Va Va Revolutionary: Cease and Desist
Va Va Vixens at Art Sanctuary
Review by Keith Waits
Entire contents are copyright © 2019 by Keith Waits. All rights reserved.
I came to review a Va Va Vixens show intended to pay tribute to Prince and his music. What I encountered was a story about legality forcing a group of artists to adapt and conquer.
On Thursday, one hour before the doors were due to open for the first performance, Vixens Artistic Director Lisa Frye received a Cease and Desist notice via registered email from representatives of the late musical artist’s estate. After four months of preparation, the company was forced to pull the plug on the show.
Frye affirms that the company always pays royalties for music used in their productions to ASCAP (American Society of Composers, Authors, and Publishers), and was taken by surprise by the notice, but confusion in establishing the heirs to Prince’s estate and who would be handling music rights resulted in changes to the licensing for his back catalog. A flurry of communications that included consultation with local attorneys brought Frye to the unfortunate decision to cancel Thursday evening’s performance. Refunds were issued, although some attendees hung out to take advantage of the cash bar and witnessed the first steps in the reinvention of the show. The cast and crew sat in a circle on the stage with pens and paper and went to work reimagining the production.
24 hours later, the Vixens troupe presented the untitled replacement show. From dress rehearsal photographs, it is clear that a few routines remained intact, with an exchange of music, while some other elements were swapped out for other choreography, and songs for three live vocalists were exchanged.
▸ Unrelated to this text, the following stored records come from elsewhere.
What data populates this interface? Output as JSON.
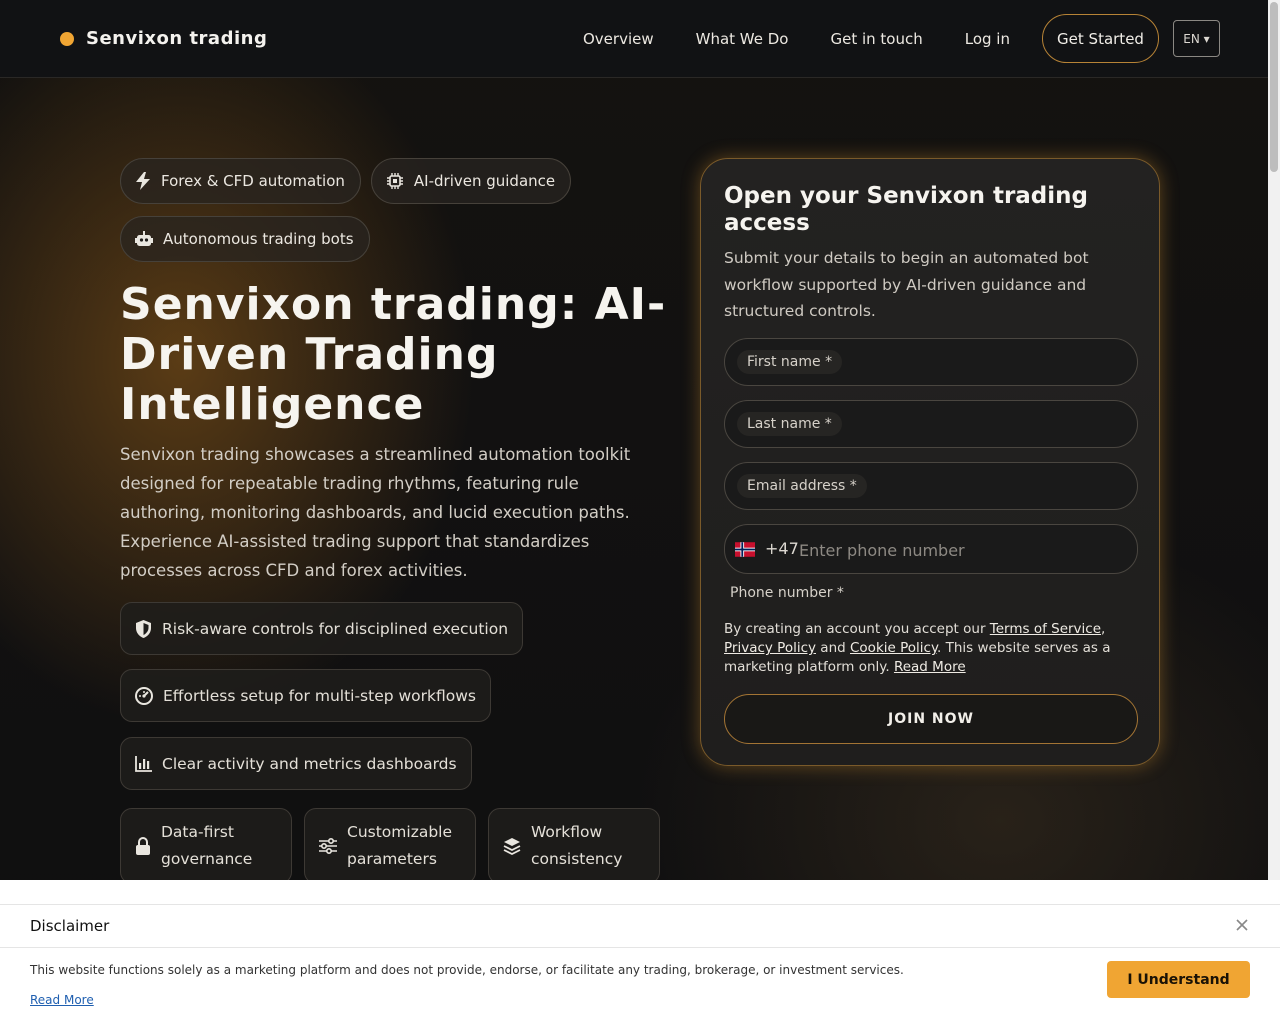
{
  "header": {
    "brand": "Senvixon trading",
    "nav": [
      "Overview",
      "What We Do",
      "Get in touch",
      "Log in"
    ],
    "cta": "Get Started",
    "lang": "EN ▾"
  },
  "hero": {
    "chips": [
      "Forex & CFD automation",
      "AI-driven guidance",
      "Autonomous trading bots"
    ],
    "title": "Senvixon trading: AI-Driven Trading Intelligence",
    "description": "Senvixon trading showcases a streamlined automation toolkit designed for repeatable trading rhythms, featuring rule authoring, monitoring dashboards, and lucid execution paths. Experience AI-assisted trading support that standardizes processes across CFD and forex activities.",
    "features": [
      "Risk-aware controls for disciplined execution",
      "Effortless setup for multi-step workflows",
      "Clear activity and metrics dashboards"
    ],
    "mini": [
      "Data-first governance",
      "Customizable parameters",
      "Workflow consistency"
    ]
  },
  "form": {
    "title": "Open your Senvixon trading access",
    "subtitle": "Submit your details to begin an automated bot workflow supported by AI-driven guidance and structured controls.",
    "first_name": "First name *",
    "last_name": "Last name *",
    "email": "Email address *",
    "phone_code": "+47",
    "phone_placeholder": "Enter phone number",
    "phone_label": "Phone number *",
    "terms_prefix": "By creating an account you accept our ",
    "terms_link": "Terms of Service",
    "terms_sep1": ", ",
    "privacy_link": "Privacy Policy",
    "terms_and": " and ",
    "cookie_link": "Cookie Policy",
    "terms_suffix": ". This website serves as a marketing platform only. ",
    "read_more": "Read More",
    "submit": "JOIN NOW"
  },
  "disclaimer": {
    "title": "Disclaimer",
    "text": "This website functions solely as a marketing platform and does not provide, endorse, or facilitate any trading, brokerage, or investment services.",
    "link": "Read More",
    "button": "I Understand"
  },
  "colors": {
    "accent": "#f0a533",
    "background": "#111214",
    "link": "#1f5fb0"
  },
  "icons": [
    "bolt-icon",
    "chip-icon",
    "robot-icon",
    "shield-icon",
    "gauge-icon",
    "bar-chart-icon",
    "lock-icon",
    "sliders-icon",
    "layers-icon",
    "norway-flag-icon",
    "close-icon"
  ]
}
If the new show lacked the overarching, unifying theme of Prince, it remained a worthy catalog of the skills and aesthetic and statement about the determination of the performers. Lady Stardust explained the circumstances before launching into a spirited rendition of “I Will Survive” that set the slightly defiant tone for the evening.
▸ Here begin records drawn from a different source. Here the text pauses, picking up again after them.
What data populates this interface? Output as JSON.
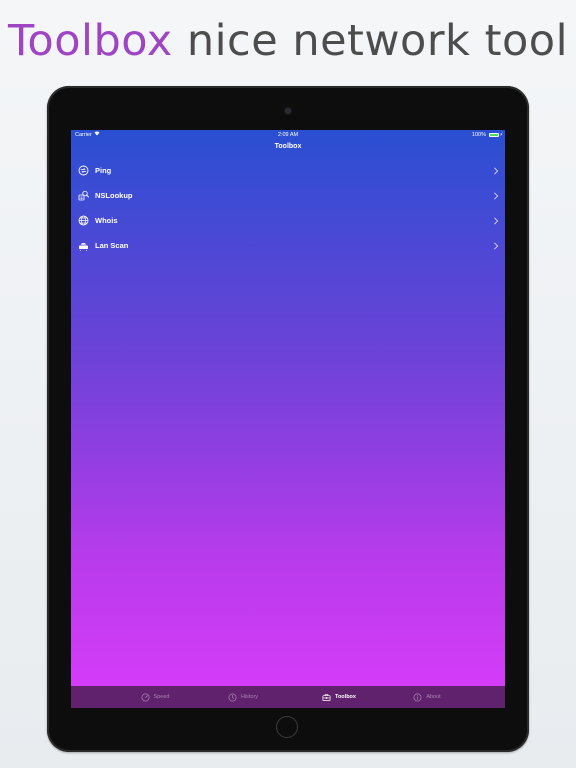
{
  "headline": {
    "accent": "Toolbox",
    "rest": " nice network tool"
  },
  "status_bar": {
    "carrier": "Carrier",
    "time": "2:09 AM",
    "battery": "100%"
  },
  "nav": {
    "title": "Toolbox"
  },
  "menu": {
    "items": [
      {
        "label": "Ping",
        "icon": "ping-icon"
      },
      {
        "label": "NSLookup",
        "icon": "nslookup-icon"
      },
      {
        "label": "Whois",
        "icon": "globe-icon"
      },
      {
        "label": "Lan Scan",
        "icon": "router-icon"
      }
    ]
  },
  "tabbar": {
    "tabs": [
      {
        "label": "Speed",
        "icon": "speedometer-icon",
        "active": false
      },
      {
        "label": "History",
        "icon": "clock-icon",
        "active": false
      },
      {
        "label": "Toolbox",
        "icon": "toolbox-icon",
        "active": true
      },
      {
        "label": "About",
        "icon": "info-icon",
        "active": false
      }
    ]
  },
  "colors": {
    "accent_headline": "#9f45c4",
    "gradient_top": "#2a4fd2",
    "gradient_bottom": "#d93cfb",
    "tabbar_bg": "#61226d"
  }
}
It also left the focus on the skills and sexual expression of the performers. There was an abundance of style and showmanship to be sure, but the structure seemed more episodic, a succession of vignettes less connected thematically. After the bravura opening number, the show did seem to struggle to find its sure footing, but as the evening progressed, the appropriate levels of moxie and empowerment took over, with sharp, precise dancing, and most impressive, some dazzling aerial work.
All of which is to be expected from this company. But the fun comes from a shadow dance behind a white cloth and a riotous bathtub from which emerge a bevy of bathing beauties; the grace comes from a lovely use of hoops in a group dance and offstage performance in silks, and the sexy comes in almost all of it, but unexpectedly in an erotic pas de duex between two women in a suspended cube and a nearly confrontational carnal lira routine with a man and a woman.
While the Vixens are undeniably sexy, if you have not seen a performance, it likely comes off as a problematic opportunity for objectification. The reality is that there are far more empowerment and celebration of the sexuality of a range of body types in motion and the beauty of exposed skin of varying colors than prurient appeal.
And it is for that very reason that one can only imagine that, if Prince himself were still alive, he would approve.
Va Va Revolutionary: Cease And Desist
June 7-9, 2019
Va Va Vixens
1433 South Shelby Street
Louisville, KY 40217
Keith Waits is a native of Louisville who works at Louisville Visual Art during the days, including being the host of LVA’s Artebella On The Radio on WXOX 97.1 FM / ARTxFM.com, but spends most of his evenings indulging his taste for theatre, music and visual arts. His work has appeared in Pure Uncut Candy, TheatreLouisville, and Louisville Mojo. He is now Managing Editor for Arts-Louisville.com.